== GIVEN RECORDS

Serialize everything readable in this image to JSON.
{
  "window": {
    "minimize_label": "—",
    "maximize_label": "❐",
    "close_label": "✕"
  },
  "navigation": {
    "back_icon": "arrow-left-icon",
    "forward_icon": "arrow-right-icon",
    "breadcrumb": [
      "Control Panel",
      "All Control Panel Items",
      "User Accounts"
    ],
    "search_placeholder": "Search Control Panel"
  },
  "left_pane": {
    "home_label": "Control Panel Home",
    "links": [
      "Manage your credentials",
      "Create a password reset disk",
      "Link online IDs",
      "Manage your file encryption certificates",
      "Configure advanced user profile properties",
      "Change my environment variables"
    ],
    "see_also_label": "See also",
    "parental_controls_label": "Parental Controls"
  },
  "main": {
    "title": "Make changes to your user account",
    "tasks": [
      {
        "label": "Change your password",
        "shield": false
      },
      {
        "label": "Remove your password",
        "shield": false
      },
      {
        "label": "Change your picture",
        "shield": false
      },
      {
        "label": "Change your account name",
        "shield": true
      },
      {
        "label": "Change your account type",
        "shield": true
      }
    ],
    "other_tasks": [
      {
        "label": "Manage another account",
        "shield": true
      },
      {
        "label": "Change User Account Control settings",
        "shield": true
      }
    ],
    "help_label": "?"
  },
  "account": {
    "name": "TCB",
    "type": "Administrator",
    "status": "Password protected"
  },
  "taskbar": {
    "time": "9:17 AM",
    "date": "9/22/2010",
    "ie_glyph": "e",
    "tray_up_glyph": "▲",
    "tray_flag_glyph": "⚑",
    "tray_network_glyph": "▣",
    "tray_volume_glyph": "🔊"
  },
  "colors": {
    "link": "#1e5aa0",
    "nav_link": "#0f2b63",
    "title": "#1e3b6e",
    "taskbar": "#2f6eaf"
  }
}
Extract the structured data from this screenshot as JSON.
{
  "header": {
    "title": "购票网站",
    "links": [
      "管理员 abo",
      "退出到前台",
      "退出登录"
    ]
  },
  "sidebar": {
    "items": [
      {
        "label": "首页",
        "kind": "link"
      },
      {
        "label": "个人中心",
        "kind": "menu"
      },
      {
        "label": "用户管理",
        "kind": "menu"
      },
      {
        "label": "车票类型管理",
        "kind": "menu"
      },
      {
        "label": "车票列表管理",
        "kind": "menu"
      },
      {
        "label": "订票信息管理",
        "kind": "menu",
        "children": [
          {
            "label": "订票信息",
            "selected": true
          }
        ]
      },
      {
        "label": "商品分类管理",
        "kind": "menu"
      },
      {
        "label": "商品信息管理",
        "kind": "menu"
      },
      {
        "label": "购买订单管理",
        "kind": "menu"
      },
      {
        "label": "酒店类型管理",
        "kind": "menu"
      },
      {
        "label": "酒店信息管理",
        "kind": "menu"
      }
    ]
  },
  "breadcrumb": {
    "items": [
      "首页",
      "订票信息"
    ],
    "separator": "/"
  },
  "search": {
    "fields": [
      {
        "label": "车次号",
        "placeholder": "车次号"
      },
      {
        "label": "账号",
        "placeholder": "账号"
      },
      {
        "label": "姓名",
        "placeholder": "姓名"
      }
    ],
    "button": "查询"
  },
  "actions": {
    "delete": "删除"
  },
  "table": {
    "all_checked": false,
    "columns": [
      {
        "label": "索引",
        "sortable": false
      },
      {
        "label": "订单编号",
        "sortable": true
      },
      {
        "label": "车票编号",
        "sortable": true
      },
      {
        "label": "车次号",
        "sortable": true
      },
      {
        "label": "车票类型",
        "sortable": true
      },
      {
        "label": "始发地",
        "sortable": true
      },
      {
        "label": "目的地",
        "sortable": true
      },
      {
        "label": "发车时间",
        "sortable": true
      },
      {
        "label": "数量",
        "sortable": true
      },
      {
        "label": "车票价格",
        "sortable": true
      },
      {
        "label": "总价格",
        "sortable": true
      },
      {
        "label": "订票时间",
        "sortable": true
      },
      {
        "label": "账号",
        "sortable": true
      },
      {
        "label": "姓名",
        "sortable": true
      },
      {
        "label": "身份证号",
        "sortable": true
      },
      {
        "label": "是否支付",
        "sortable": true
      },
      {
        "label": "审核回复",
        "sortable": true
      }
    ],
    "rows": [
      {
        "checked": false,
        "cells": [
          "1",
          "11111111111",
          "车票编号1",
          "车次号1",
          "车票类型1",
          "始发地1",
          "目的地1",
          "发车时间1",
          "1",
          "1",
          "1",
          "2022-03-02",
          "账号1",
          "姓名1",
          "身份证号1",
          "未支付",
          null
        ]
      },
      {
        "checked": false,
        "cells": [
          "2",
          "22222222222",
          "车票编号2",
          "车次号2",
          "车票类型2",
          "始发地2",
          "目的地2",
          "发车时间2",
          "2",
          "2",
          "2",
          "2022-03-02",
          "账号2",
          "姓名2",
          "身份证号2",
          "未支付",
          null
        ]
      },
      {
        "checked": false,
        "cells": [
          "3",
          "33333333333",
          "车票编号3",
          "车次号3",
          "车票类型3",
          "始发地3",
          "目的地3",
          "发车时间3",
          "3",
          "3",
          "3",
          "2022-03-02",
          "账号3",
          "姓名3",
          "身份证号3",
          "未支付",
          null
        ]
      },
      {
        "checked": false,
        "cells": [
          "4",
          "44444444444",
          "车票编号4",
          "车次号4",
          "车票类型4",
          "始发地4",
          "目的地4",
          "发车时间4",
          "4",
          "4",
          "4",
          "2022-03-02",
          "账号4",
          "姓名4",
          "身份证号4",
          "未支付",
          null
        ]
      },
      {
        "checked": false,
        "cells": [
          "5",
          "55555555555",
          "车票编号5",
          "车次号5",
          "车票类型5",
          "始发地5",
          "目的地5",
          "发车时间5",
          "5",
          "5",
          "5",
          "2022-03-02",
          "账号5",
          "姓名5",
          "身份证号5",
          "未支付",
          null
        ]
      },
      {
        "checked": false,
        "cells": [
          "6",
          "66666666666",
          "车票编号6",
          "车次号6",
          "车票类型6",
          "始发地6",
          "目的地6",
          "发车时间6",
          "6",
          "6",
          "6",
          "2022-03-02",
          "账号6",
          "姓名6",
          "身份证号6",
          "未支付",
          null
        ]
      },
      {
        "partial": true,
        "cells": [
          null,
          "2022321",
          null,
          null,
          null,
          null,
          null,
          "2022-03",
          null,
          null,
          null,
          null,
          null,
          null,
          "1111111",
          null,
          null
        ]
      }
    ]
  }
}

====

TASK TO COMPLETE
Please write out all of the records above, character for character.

SOLUTION BELOW
Serialize everything readable in this image to JSON.
{
  "window": {
    "minimize_label": "—",
    "maximize_label": "❐",
    "close_label": "✕"
  },
  "navigation": {
    "back_icon": "arrow-left-icon",
    "forward_icon": "arrow-right-icon",
    "breadcrumb": [
      "Control Panel",
      "All Control Panel Items",
      "User Accounts"
    ],
    "search_placeholder": "Search Control Panel"
  },
  "left_pane": {
    "home_label": "Control Panel Home",
    "links": [
      "Manage your credentials",
      "Create a password reset disk",
      "Link online IDs",
      "Manage your file encryption certificates",
      "Configure advanced user profile properties",
      "Change my environment variables"
    ],
    "see_also_label": "See also",
    "parental_controls_label": "Parental Controls"
  },
  "main": {
    "title": "Make changes to your user account",
    "tasks": [
      {
        "label": "Change your password",
        "shield": false
      },
      {
        "label": "Remove your password",
        "shield": false
      },
      {
        "label": "Change your picture",
        "shield": false
      },
      {
        "label": "Change your account name",
        "shield": true
      },
      {
        "label": "Change your account type",
        "shield": true
      }
    ],
    "other_tasks": [
      {
        "label": "Manage another account",
        "shield": true
      },
      {
        "label": "Change User Account Control settings",
        "shield": true
      }
    ],
    "help_label": "?"
  },
  "account": {
    "name": "TCB",
    "type": "Administrator",
    "status": "Password protected"
  },
  "taskbar": {
    "time": "9:17 AM",
    "date": "9/22/2010",
    "ie_glyph": "e",
    "tray_up_glyph": "▲",
    "tray_flag_glyph": "⚑",
    "tray_network_glyph": "▣",
    "tray_volume_glyph": "🔊"
  },
  "colors": {
    "link": "#1e5aa0",
    "nav_link": "#0f2b63",
    "title": "#1e3b6e",
    "taskbar": "#2f6eaf"
  }
}
Extract the structured data from this screenshot as JSON.
{
  "header": {
    "title": "购票网站",
    "links": [
      "管理员 abo",
      "退出到前台",
      "退出登录"
    ]
  },
  "sidebar": {
    "items": [
      {
        "label": "首页",
        "kind": "link"
      },
      {
        "label": "个人中心",
        "kind": "menu"
      },
      {
        "label": "用户管理",
        "kind": "menu"
      },
      {
        "label": "车票类型管理",
        "kind": "menu"
      },
      {
        "label": "车票列表管理",
        "kind": "menu"
      },
      {
        "label": "订票信息管理",
        "kind": "menu",
        "children": [
          {
            "label": "订票信息",
            "selected": true
          }
        ]
      },
      {
        "label": "商品分类管理",
        "kind": "menu"
      },
      {
        "label": "商品信息管理",
        "kind": "menu"
      },
      {
        "label": "购买订单管理",
        "kind": "menu"
      },
      {
        "label": "酒店类型管理",
        "kind": "menu"
      },
      {
        "label": "酒店信息管理",
        "kind": "menu"
      }
    ]
  },
  "breadcrumb": {
    "items": [
      "首页",
      "订票信息"
    ],
    "separator": "/"
  },
  "search": {
    "fields": [
      {
        "label": "车次号",
        "placeholder": "车次号"
      },
      {
        "label": "账号",
        "placeholder": "账号"
      },
      {
        "label": "姓名",
        "placeholder": "姓名"
      }
    ],
    "button": "查询"
  },
  "actions": {
    "delete": "删除"
  },
  "table": {
    "all_checked": false,
    "columns": [
      {
        "label": "索引",
        "sortable": false
      },
      {
        "label": "订单编号",
        "sortable": true
      },
      {
        "label": "车票编号",
        "sortable": true
      },
      {
        "label": "车次号",
        "sortable": true
      },
      {
        "label": "车票类型",
        "sortable": true
      },
      {
        "label": "始发地",
        "sortable": true
      },
      {
        "label": "目的地",
        "sortable": true
      },
      {
        "label": "发车时间",
        "sortable": true
      },
      {
        "label": "数量",
        "sortable": true
      },
      {
        "label": "车票价格",
        "sortable": true
      },
      {
        "label": "总价格",
        "sortable": true
      },
      {
        "label": "订票时间",
        "sortable": true
      },
      {
        "label": "账号",
        "sortable": true
      },
      {
        "label": "姓名",
        "sortable": true
      },
      {
        "label": "身份证号",
        "sortable": true
      },
      {
        "label": "是否支付",
        "sortable": true
      },
      {
        "label": "审核回复",
        "sortable": true
      }
    ],
    "rows": [
      {
        "checked": false,
        "cells": [
          "1",
          "11111111111",
          "车票编号1",
          "车次号1",
          "车票类型1",
          "始发地1",
          "目的地1",
          "发车时间1",
          "1",
          "1",
          "1",
          "2022-03-02",
          "账号1",
          "姓名1",
          "身份证号1",
          "未支付",
          null
        ]
      },
      {
        "checked": false,
        "cells": [
          "2",
          "22222222222",
          "车票编号2",
          "车次号2",
          "车票类型2",
          "始发地2",
          "目的地2",
          "发车时间2",
          "2",
          "2",
          "2",
          "2022-03-02",
          "账号2",
          "姓名2",
          "身份证号2",
          "未支付",
          null
        ]
      },
      {
        "checked": false,
        "cells": [
          "3",
          "33333333333",
          "车票编号3",
          "车次号3",
          "车票类型3",
          "始发地3",
          "目的地3",
          "发车时间3",
          "3",
          "3",
          "3",
          "2022-03-02",
          "账号3",
          "姓名3",
          "身份证号3",
          "未支付",
          null
        ]
      },
      {
        "checked": false,
        "cells": [
          "4",
          "44444444444",
          "车票编号4",
          "车次号4",
          "车票类型4",
          "始发地4",
          "目的地4",
          "发车时间4",
          "4",
          "4",
          "4",
          "2022-03-02",
          "账号4",
          "姓名4",
          "身份证号4",
          "未支付",
          null
        ]
      },
      {
        "checked": false,
        "cells": [
          "5",
          "55555555555",
          "车票编号5",
          "车次号5",
          "车票类型5",
          "始发地5",
          "目的地5",
          "发车时间5",
          "5",
          "5",
          "5",
          "2022-03-02",
          "账号5",
          "姓名5",
          "身份证号5",
          "未支付",
          null
        ]
      },
      {
        "checked": false,
        "cells": [
          "6",
          "66666666666",
          "车票编号6",
          "车次号6",
          "车票类型6",
          "始发地6",
          "目的地6",
          "发车时间6",
          "6",
          "6",
          "6",
          "2022-03-02",
          "账号6",
          "姓名6",
          "身份证号6",
          "未支付",
          null
        ]
      },
      {
        "partial": true,
        "cells": [
          null,
          "2022321",
          null,
          null,
          null,
          null,
          null,
          "2022-03",
          null,
          null,
          null,
          null,
          null,
          null,
          "1111111",
          null,
          null
        ]
      }
    ]
  }
}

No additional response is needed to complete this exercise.